====== Excerpted data ======

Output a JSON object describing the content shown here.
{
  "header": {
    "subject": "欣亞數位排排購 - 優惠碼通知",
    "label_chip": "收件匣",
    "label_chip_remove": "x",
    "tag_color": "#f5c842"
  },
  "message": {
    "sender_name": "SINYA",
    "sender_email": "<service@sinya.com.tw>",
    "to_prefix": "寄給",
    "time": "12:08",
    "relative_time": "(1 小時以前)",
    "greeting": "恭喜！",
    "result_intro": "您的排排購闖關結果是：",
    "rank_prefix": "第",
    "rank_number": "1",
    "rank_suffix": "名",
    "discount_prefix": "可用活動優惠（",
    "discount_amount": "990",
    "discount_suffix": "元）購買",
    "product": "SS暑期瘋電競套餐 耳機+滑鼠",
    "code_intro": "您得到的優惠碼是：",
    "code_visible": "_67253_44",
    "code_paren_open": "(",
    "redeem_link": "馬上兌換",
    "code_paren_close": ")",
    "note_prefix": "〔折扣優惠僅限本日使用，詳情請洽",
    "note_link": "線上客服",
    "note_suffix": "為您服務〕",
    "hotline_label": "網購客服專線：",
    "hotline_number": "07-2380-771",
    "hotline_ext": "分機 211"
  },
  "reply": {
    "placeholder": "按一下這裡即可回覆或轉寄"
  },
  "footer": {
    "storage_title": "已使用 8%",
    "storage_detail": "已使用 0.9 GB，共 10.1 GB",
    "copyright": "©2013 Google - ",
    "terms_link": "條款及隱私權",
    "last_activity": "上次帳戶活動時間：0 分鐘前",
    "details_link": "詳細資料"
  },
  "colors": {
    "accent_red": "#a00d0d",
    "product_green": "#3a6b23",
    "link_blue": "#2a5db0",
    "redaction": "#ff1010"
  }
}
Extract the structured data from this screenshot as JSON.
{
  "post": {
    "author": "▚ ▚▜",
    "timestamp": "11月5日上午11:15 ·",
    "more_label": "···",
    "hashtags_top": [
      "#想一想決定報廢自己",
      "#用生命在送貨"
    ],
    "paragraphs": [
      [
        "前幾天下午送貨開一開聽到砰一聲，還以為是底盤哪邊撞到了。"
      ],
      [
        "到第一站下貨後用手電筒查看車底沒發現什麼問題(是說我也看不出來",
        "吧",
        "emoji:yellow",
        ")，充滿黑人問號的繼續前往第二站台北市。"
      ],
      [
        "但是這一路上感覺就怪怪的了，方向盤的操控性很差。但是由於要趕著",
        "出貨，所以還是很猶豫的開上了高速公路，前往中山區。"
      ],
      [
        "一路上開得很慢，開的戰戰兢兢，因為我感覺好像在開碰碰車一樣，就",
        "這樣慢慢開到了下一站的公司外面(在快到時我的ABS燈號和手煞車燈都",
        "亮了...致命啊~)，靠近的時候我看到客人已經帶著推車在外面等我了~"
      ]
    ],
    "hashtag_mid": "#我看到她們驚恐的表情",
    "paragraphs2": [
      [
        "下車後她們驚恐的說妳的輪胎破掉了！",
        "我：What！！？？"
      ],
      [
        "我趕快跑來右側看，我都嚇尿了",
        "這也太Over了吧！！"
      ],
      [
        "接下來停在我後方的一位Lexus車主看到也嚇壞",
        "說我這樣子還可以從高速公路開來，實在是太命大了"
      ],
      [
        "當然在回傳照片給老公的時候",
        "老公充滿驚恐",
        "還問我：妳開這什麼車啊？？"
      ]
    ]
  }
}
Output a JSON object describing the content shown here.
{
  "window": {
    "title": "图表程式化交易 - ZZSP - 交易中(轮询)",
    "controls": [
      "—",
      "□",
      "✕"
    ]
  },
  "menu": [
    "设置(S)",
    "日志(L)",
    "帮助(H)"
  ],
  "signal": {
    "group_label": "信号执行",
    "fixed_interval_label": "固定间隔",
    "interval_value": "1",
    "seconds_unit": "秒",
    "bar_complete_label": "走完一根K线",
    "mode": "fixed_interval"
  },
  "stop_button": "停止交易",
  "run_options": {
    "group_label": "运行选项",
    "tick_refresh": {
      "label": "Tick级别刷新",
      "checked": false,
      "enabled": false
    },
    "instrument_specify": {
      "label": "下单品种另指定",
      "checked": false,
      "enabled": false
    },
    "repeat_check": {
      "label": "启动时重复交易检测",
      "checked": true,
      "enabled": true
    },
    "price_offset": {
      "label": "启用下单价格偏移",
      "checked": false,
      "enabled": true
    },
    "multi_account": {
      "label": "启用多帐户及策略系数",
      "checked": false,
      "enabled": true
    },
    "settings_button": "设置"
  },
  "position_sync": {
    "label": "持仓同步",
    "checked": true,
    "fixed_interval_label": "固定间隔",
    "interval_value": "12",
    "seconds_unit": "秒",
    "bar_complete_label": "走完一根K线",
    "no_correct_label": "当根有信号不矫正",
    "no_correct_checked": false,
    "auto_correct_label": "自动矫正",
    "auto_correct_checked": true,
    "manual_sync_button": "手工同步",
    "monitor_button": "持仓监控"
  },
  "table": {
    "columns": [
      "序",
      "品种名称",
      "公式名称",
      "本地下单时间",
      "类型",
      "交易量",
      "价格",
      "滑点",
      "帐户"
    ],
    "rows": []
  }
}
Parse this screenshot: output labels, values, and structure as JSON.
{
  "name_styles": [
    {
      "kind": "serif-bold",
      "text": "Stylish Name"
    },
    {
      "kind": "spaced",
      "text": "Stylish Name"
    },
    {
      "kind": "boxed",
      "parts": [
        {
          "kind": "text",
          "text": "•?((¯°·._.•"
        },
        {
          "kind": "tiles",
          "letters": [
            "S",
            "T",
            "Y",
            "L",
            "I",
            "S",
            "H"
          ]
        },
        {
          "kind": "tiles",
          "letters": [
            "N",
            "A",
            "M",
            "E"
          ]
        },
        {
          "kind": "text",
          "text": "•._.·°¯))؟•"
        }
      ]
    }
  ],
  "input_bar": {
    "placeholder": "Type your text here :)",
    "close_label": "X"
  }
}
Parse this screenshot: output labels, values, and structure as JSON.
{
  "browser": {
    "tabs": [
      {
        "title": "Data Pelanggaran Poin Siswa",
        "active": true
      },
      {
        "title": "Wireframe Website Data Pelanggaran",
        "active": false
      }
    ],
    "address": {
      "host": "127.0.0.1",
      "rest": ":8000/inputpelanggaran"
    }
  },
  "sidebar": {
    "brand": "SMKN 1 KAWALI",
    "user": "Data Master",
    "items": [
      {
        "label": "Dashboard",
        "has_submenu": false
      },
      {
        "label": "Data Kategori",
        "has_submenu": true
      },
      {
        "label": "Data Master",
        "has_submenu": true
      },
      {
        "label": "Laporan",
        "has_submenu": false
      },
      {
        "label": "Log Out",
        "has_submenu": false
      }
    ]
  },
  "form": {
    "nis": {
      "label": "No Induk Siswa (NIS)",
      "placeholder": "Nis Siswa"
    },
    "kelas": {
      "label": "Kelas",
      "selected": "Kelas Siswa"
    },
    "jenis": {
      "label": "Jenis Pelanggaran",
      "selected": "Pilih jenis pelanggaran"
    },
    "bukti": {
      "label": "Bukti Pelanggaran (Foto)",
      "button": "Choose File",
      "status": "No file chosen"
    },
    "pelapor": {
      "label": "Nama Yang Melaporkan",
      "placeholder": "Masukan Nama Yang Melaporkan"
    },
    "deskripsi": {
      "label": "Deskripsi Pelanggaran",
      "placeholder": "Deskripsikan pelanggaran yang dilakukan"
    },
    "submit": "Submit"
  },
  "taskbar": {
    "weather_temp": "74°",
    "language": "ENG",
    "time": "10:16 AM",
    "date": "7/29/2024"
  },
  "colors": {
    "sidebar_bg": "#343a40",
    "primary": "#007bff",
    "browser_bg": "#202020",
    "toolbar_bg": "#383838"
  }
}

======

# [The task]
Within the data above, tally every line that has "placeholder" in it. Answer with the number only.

# [Answer box]
5